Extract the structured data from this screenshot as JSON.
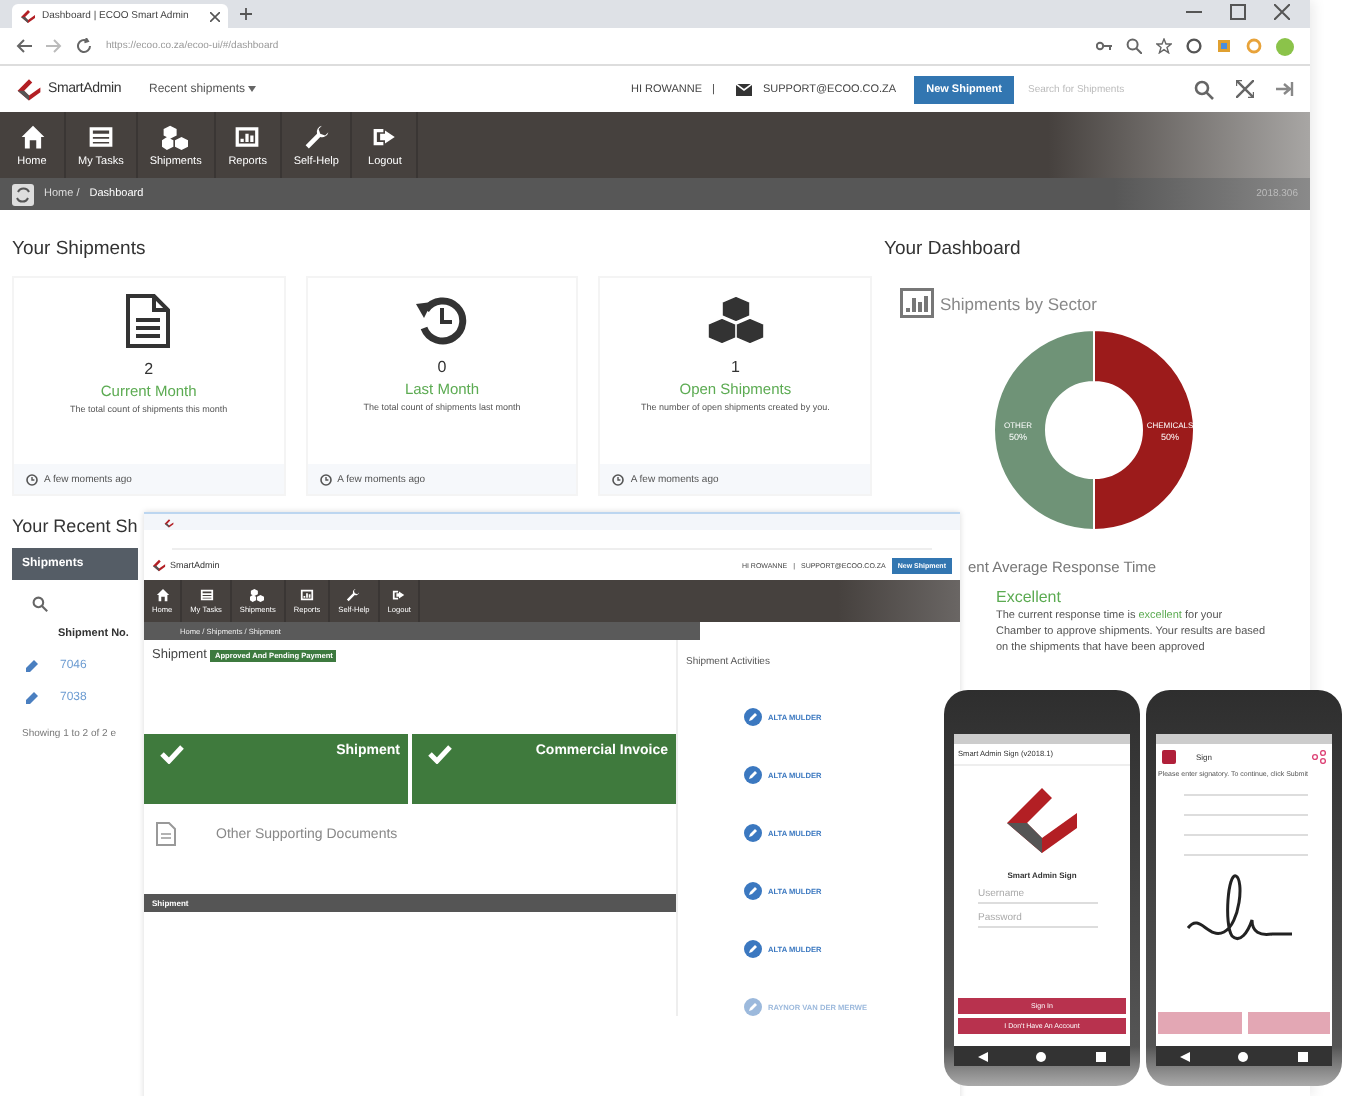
{
  "browser": {
    "tab_title": "Dashboard | ECOO Smart Admin",
    "url": "https://ecoo.co.za/ecoo-ui/#/dashboard"
  },
  "header": {
    "logo": "SmartAdmin",
    "dropdown": "Recent shipments",
    "greeting": "HI ROWANNE",
    "separator": "|",
    "support_email": "SUPPORT@ECOO.CO.ZA",
    "new_button": "New Shipment",
    "search": {
      "placeholder": "Search for Shipments"
    }
  },
  "nav": [
    {
      "kind": "home",
      "label": "Home"
    },
    {
      "kind": "tasks",
      "label": "My Tasks"
    },
    {
      "kind": "shipments",
      "label": "Shipments"
    },
    {
      "kind": "reports",
      "label": "Reports"
    },
    {
      "kind": "help",
      "label": "Self-Help"
    },
    {
      "kind": "logout",
      "label": "Logout"
    }
  ],
  "breadcrumb": {
    "items": [
      "Home /",
      "Dashboard"
    ],
    "version": "2018.306"
  },
  "shipments_section": {
    "title": "Your Shipments",
    "cards": [
      {
        "kind": "document",
        "count": "2",
        "label": "Current Month",
        "description": "The total count of shipments this month",
        "footer": "A few moments ago"
      },
      {
        "kind": "history",
        "count": "0",
        "label": "Last Month",
        "description": "The total count of shipments last month",
        "footer": "A few moments ago"
      },
      {
        "kind": "cubes",
        "count": "1",
        "label": "Open Shipments",
        "description": "The number of open shipments created by you.",
        "footer": "A few moments ago"
      }
    ]
  },
  "dashboard": {
    "title": "Your Dashboard",
    "chart_title": "Shipments by Sector",
    "chart_data": {
      "type": "donut",
      "categories": [
        "OTHER",
        "CHEMICALS"
      ],
      "values": [
        50,
        50
      ],
      "value_labels": [
        "50%",
        "50%"
      ]
    }
  },
  "recent": {
    "title": "Your Recent Sh",
    "panel_title": "Shipments",
    "column": "Shipment No.",
    "rows": [
      {
        "number": "7046"
      },
      {
        "number": "7038"
      }
    ],
    "footer": "Showing 1 to 2 of 2 e"
  },
  "response": {
    "title": "ent Average Response Time",
    "rating": "Excellent",
    "before": "The current response time is ",
    "highlight": "excellent",
    "after": " for your Chamber to approve shipments. Your results are based on the shipments that have been approved"
  },
  "overlay": {
    "header": {
      "logo": "SmartAdmin",
      "greeting": "HI ROWANNE",
      "separator": "|",
      "support_email": "SUPPORT@ECOO.CO.ZA",
      "new_button": "New Shipment"
    },
    "nav": [
      {
        "kind": "home",
        "label": "Home"
      },
      {
        "kind": "tasks",
        "label": "My Tasks"
      },
      {
        "kind": "shipments",
        "label": "Shipments"
      },
      {
        "kind": "reports",
        "label": "Reports"
      },
      {
        "kind": "help",
        "label": "Self-Help"
      },
      {
        "kind": "logout",
        "label": "Logout"
      }
    ],
    "breadcrumb": "Home / Shipments / Shipment",
    "title": "Shipment",
    "badge": "Approved And Pending Payment",
    "tiles": [
      {
        "label": "Shipment"
      },
      {
        "label": "Commercial Invoice"
      }
    ],
    "other_documents": "Other Supporting Documents",
    "section_title": "Shipment",
    "activities_title": "Shipment Activities",
    "activities": [
      {
        "author": "ALTA MULDER"
      },
      {
        "author": "ALTA MULDER"
      },
      {
        "author": "ALTA MULDER"
      },
      {
        "author": "ALTA MULDER"
      },
      {
        "author": "ALTA MULDER"
      },
      {
        "author": "RAYNOR VAN DER MERWE"
      }
    ]
  },
  "phones": [
    {
      "kind": "login",
      "title": "Smart Admin Sign (v2018.1)",
      "app_name": "Smart Admin Sign",
      "fields": [
        {
          "placeholder": "Username"
        },
        {
          "placeholder": "Password"
        }
      ],
      "buttons": [
        "Sign In",
        "I Don't Have An Account"
      ]
    },
    {
      "kind": "sign",
      "title": "Sign",
      "prompt": "Please enter signatory. To continue, click Submit"
    }
  ]
}
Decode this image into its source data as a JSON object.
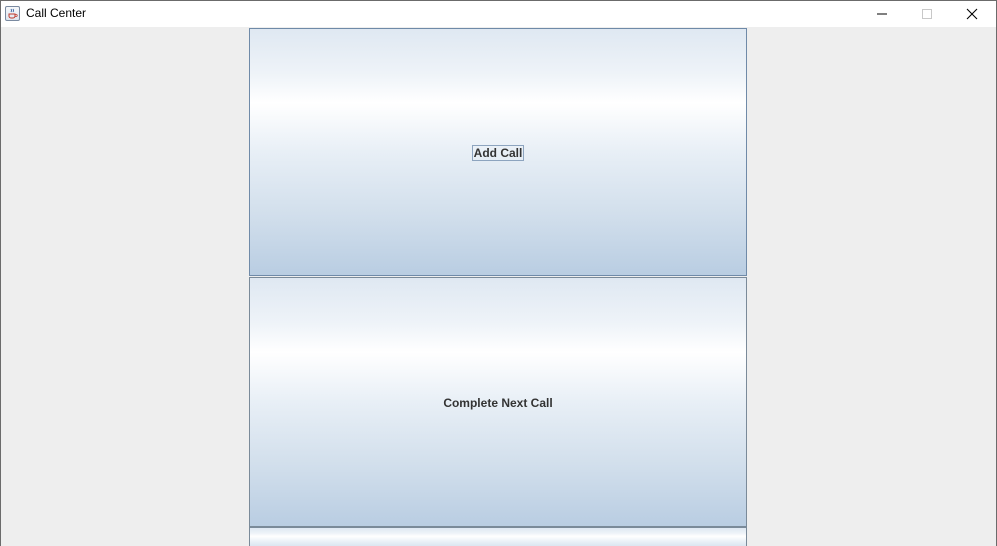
{
  "window": {
    "title": "Call Center",
    "icon": "java-cup-icon",
    "controls": {
      "minimize": "minimize-icon",
      "maximize": "maximize-icon",
      "close": "close-icon"
    }
  },
  "buttons": {
    "add_call": "Add Call",
    "complete_next_call": "Complete Next Call",
    "third": ""
  },
  "colors": {
    "background": "#eeeeee",
    "button_top": "#ffffff",
    "button_bottom": "#b9cde2",
    "button_text": "#333333"
  }
}
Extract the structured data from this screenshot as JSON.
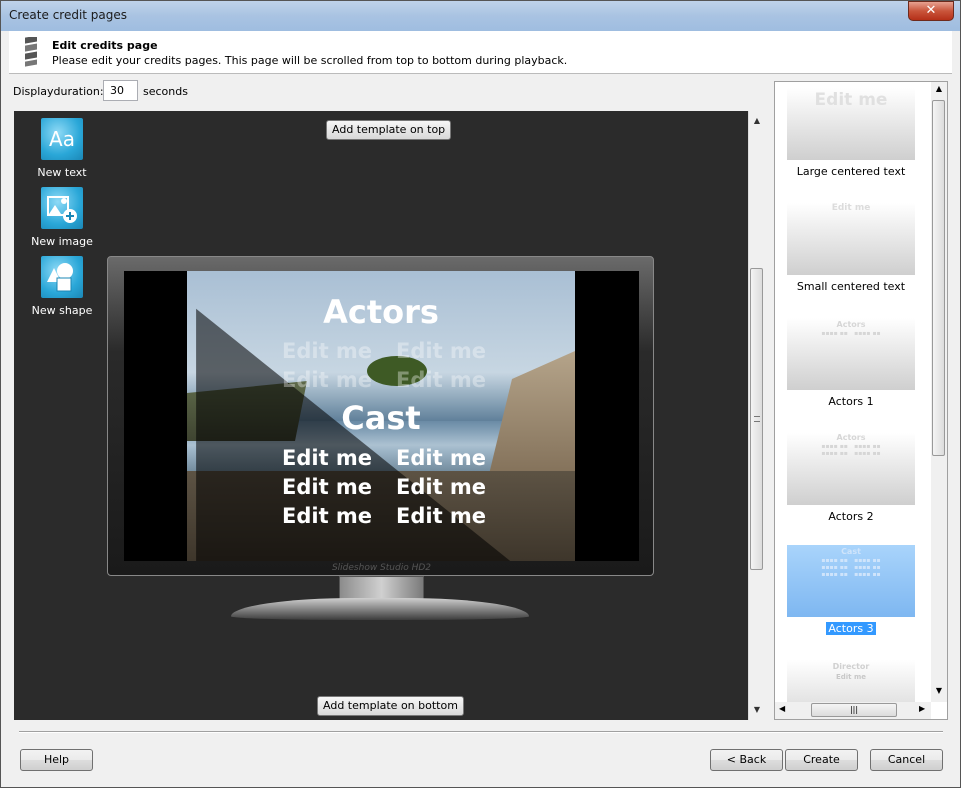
{
  "window": {
    "title": "Create credit pages",
    "close_label": "✕"
  },
  "header": {
    "title": "Edit credits page",
    "subtitle": "Please edit your credits pages. This page will be scrolled from top to bottom during playback."
  },
  "duration": {
    "label": "Displayduration:",
    "value": "30",
    "unit": "seconds"
  },
  "tools": [
    {
      "label": "New text",
      "glyph": "Aa"
    },
    {
      "label": "New image",
      "glyph": ""
    },
    {
      "label": "New shape",
      "glyph": ""
    }
  ],
  "canvas": {
    "add_top_label": "Add template on top",
    "add_bottom_label": "Add template on bottom",
    "preview": {
      "heading_1": "Actors",
      "heading_2": "Cast",
      "edit_me": "Edit me",
      "brand": "Slideshow Studio HD2"
    }
  },
  "templates": [
    {
      "caption": "Large centered text",
      "preview_text": "Edit me",
      "selected": false
    },
    {
      "caption": "Small centered text",
      "preview_text": "Edit me",
      "selected": false
    },
    {
      "caption": "Actors 1",
      "preview_text": "Actors",
      "selected": false
    },
    {
      "caption": "Actors 2",
      "preview_text": "Actors",
      "selected": false
    },
    {
      "caption": "Actors 3",
      "preview_text": "Cast",
      "selected": true
    },
    {
      "caption": "",
      "preview_text": "Director",
      "selected": false
    }
  ],
  "footer": {
    "help_label": "Help",
    "back_label": "< Back",
    "create_label": "Create",
    "cancel_label": "Cancel"
  }
}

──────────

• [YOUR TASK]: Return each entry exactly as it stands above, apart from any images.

• [TASK RESPONSE]:
Extract the structured data from this screenshot as JSON.
{
  "browser": {
    "tab_title": "Dashboard | ECOO Smart Admin",
    "url": "https://ecoo.co.za/ecoo-ui/#/dashboard"
  },
  "header": {
    "logo": "SmartAdmin",
    "dropdown": "Recent shipments",
    "greeting": "HI ROWANNE",
    "separator": "|",
    "support_email": "SUPPORT@ECOO.CO.ZA",
    "new_button": "New Shipment",
    "search": {
      "placeholder": "Search for Shipments"
    }
  },
  "nav": [
    {
      "kind": "home",
      "label": "Home"
    },
    {
      "kind": "tasks",
      "label": "My Tasks"
    },
    {
      "kind": "shipments",
      "label": "Shipments"
    },
    {
      "kind": "reports",
      "label": "Reports"
    },
    {
      "kind": "help",
      "label": "Self-Help"
    },
    {
      "kind": "logout",
      "label": "Logout"
    }
  ],
  "breadcrumb": {
    "items": [
      "Home /",
      "Dashboard"
    ],
    "version": "2018.306"
  },
  "shipments_section": {
    "title": "Your Shipments",
    "cards": [
      {
        "kind": "document",
        "count": "2",
        "label": "Current Month",
        "description": "The total count of shipments this month",
        "footer": "A few moments ago"
      },
      {
        "kind": "history",
        "count": "0",
        "label": "Last Month",
        "description": "The total count of shipments last month",
        "footer": "A few moments ago"
      },
      {
        "kind": "cubes",
        "count": "1",
        "label": "Open Shipments",
        "description": "The number of open shipments created by you.",
        "footer": "A few moments ago"
      }
    ]
  },
  "dashboard": {
    "title": "Your Dashboard",
    "chart_title": "Shipments by Sector",
    "chart_data": {
      "type": "donut",
      "categories": [
        "OTHER",
        "CHEMICALS"
      ],
      "values": [
        50,
        50
      ],
      "value_labels": [
        "50%",
        "50%"
      ]
    }
  },
  "recent": {
    "title": "Your Recent Sh",
    "panel_title": "Shipments",
    "column": "Shipment No.",
    "rows": [
      {
        "number": "7046"
      },
      {
        "number": "7038"
      }
    ],
    "footer": "Showing 1 to 2 of 2 e"
  },
  "response": {
    "title": "ent Average Response Time",
    "rating": "Excellent",
    "before": "The current response time is ",
    "highlight": "excellent",
    "after": " for your Chamber to approve shipments. Your results are based on the shipments that have been approved"
  },
  "overlay": {
    "header": {
      "logo": "SmartAdmin",
      "greeting": "HI ROWANNE",
      "separator": "|",
      "support_email": "SUPPORT@ECOO.CO.ZA",
      "new_button": "New Shipment"
    },
    "nav": [
      {
        "kind": "home",
        "label": "Home"
      },
      {
        "kind": "tasks",
        "label": "My Tasks"
      },
      {
        "kind": "shipments",
        "label": "Shipments"
      },
      {
        "kind": "reports",
        "label": "Reports"
      },
      {
        "kind": "help",
        "label": "Self-Help"
      },
      {
        "kind": "logout",
        "label": "Logout"
      }
    ],
    "breadcrumb": "Home / Shipments / Shipment",
    "title": "Shipment",
    "badge": "Approved And Pending Payment",
    "tiles": [
      {
        "label": "Shipment"
      },
      {
        "label": "Commercial Invoice"
      }
    ],
    "other_documents": "Other Supporting Documents",
    "section_title": "Shipment",
    "activities_title": "Shipment Activities",
    "activities": [
      {
        "author": "ALTA MULDER"
      },
      {
        "author": "ALTA MULDER"
      },
      {
        "author": "ALTA MULDER"
      },
      {
        "author": "ALTA MULDER"
      },
      {
        "author": "ALTA MULDER"
      },
      {
        "author": "RAYNOR VAN DER MERWE"
      }
    ]
  },
  "phones": [
    {
      "kind": "login",
      "title": "Smart Admin Sign (v2018.1)",
      "app_name": "Smart Admin Sign",
      "fields": [
        {
          "placeholder": "Username"
        },
        {
          "placeholder": "Password"
        }
      ],
      "buttons": [
        "Sign In",
        "I Don't Have An Account"
      ]
    },
    {
      "kind": "sign",
      "title": "Sign",
      "prompt": "Please enter signatory. To continue, click Submit"
    }
  ]
}
Decode this image into its source data as a JSON object.
{
  "window": {
    "title": "Call Center",
    "icon": "java-cup-icon",
    "controls": {
      "minimize": "minimize-icon",
      "maximize": "maximize-icon",
      "close": "close-icon"
    }
  },
  "buttons": {
    "add_call": "Add Call",
    "complete_next_call": "Complete Next Call",
    "third": ""
  },
  "colors": {
    "background": "#eeeeee",
    "button_top": "#ffffff",
    "button_bottom": "#b9cde2",
    "button_text": "#333333"
  }
}
Extract the structured data from this screenshot as JSON.
{
  "window": {
    "title": "Create credit pages",
    "close_label": "✕"
  },
  "header": {
    "title": "Edit credits page",
    "subtitle": "Please edit your credits pages. This page will be scrolled from top to bottom during playback."
  },
  "duration": {
    "label": "Displayduration:",
    "value": "30",
    "unit": "seconds"
  },
  "tools": [
    {
      "label": "New text",
      "glyph": "Aa"
    },
    {
      "label": "New image",
      "glyph": ""
    },
    {
      "label": "New shape",
      "glyph": ""
    }
  ],
  "canvas": {
    "add_top_label": "Add template on top",
    "add_bottom_label": "Add template on bottom",
    "preview": {
      "heading_1": "Actors",
      "heading_2": "Cast",
      "edit_me": "Edit me",
      "brand": "Slideshow Studio HD2"
    }
  },
  "templates": [
    {
      "caption": "Large centered text",
      "preview_text": "Edit me",
      "selected": false
    },
    {
      "caption": "Small centered text",
      "preview_text": "Edit me",
      "selected": false
    },
    {
      "caption": "Actors 1",
      "preview_text": "Actors",
      "selected": false
    },
    {
      "caption": "Actors 2",
      "preview_text": "Actors",
      "selected": false
    },
    {
      "caption": "Actors 3",
      "preview_text": "Cast",
      "selected": true
    },
    {
      "caption": "",
      "preview_text": "Director",
      "selected": false
    }
  ],
  "footer": {
    "help_label": "Help",
    "back_label": "< Back",
    "create_label": "Create",
    "cancel_label": "Cancel"
  }
}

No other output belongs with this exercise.